◆ WHAT THE TASK REQUIRES
Below are the records; count how many of their lines hold the string "Allows" and give the number alone.

◆ RECORDS FOR THE TASK
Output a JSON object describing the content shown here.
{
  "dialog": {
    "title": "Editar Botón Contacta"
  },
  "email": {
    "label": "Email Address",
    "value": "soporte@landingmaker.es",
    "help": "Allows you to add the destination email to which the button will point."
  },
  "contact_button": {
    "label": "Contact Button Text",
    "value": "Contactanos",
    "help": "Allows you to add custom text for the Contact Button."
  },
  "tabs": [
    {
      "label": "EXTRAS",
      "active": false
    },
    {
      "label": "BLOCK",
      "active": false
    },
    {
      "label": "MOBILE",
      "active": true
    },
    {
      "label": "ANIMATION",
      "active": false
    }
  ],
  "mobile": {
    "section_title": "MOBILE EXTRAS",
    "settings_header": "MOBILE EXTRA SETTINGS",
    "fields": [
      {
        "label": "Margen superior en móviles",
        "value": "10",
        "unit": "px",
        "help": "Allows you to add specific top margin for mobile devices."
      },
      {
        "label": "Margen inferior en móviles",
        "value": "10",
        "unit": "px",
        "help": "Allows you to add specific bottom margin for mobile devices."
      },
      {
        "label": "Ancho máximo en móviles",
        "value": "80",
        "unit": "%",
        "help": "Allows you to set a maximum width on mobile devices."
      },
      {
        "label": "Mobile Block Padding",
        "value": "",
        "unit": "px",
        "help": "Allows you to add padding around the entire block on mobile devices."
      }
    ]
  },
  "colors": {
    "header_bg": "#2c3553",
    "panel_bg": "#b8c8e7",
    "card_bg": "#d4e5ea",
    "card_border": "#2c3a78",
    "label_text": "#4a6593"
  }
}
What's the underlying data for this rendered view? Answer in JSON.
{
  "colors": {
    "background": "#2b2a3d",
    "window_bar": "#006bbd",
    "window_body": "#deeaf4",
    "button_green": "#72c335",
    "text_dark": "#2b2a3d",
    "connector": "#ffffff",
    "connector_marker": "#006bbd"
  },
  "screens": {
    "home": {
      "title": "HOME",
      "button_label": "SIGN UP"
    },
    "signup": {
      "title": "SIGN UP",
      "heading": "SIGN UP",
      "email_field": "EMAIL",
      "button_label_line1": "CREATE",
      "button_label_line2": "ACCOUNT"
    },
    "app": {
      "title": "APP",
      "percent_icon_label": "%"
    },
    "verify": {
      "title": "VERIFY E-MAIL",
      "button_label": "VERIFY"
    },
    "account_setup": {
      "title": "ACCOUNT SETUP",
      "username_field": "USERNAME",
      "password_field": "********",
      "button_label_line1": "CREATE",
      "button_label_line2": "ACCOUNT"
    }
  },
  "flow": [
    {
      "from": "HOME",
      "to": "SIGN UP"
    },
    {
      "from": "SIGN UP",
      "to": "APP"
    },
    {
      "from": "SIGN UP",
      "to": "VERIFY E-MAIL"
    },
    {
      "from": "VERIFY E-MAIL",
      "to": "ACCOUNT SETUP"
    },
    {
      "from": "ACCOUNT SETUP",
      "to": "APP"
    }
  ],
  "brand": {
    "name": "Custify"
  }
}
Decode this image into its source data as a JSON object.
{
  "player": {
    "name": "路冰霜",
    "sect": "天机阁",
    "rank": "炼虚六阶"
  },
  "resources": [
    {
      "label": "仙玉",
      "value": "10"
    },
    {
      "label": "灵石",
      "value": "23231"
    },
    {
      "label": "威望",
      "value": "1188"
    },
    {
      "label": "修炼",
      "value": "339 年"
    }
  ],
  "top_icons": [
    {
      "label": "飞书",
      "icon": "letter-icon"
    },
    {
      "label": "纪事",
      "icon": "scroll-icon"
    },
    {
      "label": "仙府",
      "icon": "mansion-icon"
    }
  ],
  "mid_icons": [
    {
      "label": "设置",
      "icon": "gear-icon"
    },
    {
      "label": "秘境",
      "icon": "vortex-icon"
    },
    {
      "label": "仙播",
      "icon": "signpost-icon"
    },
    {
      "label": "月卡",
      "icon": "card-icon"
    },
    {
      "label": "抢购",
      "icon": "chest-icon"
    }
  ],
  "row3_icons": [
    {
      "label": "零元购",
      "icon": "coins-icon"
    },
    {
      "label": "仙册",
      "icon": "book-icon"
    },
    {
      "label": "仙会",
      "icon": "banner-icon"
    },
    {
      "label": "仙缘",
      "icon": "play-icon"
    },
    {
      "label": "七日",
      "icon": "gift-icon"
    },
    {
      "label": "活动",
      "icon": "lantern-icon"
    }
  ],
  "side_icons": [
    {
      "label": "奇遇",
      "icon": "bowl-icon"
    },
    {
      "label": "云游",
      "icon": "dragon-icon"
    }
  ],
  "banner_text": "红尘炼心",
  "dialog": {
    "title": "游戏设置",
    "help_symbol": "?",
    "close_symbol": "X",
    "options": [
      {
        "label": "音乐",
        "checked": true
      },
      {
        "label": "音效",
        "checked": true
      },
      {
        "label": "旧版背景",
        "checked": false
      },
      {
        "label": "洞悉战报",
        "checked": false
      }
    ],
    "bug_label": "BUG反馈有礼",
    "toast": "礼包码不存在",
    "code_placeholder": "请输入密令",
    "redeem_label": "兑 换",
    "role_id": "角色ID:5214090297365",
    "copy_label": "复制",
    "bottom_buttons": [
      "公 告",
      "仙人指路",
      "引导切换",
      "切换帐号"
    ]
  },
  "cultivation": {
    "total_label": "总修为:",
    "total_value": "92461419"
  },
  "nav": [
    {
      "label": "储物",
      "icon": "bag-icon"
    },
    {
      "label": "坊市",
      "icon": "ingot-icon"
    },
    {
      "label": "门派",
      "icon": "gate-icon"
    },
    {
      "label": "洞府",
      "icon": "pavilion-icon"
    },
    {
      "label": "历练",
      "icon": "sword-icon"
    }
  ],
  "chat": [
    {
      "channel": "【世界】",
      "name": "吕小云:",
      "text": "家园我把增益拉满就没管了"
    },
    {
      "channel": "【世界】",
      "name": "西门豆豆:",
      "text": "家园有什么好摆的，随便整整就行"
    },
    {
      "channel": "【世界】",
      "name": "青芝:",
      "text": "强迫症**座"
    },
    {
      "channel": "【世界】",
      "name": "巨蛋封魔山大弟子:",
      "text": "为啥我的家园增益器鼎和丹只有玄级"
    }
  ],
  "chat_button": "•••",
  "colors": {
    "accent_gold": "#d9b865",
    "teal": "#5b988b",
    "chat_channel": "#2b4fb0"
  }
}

◆ TASK RESPONSE
6